## TASK TO CARRY OUT:
Each line of the records containing "icon" is to be copied out and returned.

## DATA FOR REVIEW:
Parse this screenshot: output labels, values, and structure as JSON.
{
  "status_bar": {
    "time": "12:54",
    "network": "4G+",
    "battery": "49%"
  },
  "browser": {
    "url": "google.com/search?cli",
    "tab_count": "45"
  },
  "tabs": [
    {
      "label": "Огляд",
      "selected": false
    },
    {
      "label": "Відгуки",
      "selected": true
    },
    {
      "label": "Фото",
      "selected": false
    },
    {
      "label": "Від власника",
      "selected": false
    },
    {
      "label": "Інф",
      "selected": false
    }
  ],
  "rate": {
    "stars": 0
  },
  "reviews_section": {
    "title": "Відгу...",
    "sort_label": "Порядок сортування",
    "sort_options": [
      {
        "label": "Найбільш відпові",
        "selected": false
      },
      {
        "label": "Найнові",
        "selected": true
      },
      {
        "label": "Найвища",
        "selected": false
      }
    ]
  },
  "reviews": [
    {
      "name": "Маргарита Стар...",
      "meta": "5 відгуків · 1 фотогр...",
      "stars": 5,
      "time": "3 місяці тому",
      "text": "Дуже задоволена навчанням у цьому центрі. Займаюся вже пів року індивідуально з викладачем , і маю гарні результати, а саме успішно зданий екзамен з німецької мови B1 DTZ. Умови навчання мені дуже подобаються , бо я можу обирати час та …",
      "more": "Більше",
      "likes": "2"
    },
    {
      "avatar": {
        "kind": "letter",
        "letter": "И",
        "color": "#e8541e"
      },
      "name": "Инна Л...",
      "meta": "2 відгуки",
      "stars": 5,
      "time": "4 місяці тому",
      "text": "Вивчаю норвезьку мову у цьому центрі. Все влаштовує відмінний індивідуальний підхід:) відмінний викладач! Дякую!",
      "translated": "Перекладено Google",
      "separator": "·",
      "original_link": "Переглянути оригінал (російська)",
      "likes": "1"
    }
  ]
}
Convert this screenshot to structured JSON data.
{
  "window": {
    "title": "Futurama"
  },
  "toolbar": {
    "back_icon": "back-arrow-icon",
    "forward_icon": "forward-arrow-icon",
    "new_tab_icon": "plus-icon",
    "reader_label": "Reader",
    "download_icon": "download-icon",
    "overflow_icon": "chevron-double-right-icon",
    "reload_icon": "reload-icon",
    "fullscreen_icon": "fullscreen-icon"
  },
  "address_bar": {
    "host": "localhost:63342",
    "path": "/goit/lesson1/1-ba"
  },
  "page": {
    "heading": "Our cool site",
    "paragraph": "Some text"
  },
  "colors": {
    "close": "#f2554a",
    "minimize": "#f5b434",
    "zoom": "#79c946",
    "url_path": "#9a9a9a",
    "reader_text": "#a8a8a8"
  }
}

## ANSWER TO THIS PROBLEM:
    "back_icon": "back-arrow-icon",
    "forward_icon": "forward-arrow-icon",
    "new_tab_icon": "plus-icon",
    "download_icon": "download-icon",
    "overflow_icon": "chevron-double-right-icon",
    "reload_icon": "reload-icon",
    "fullscreen_icon": "fullscreen-icon"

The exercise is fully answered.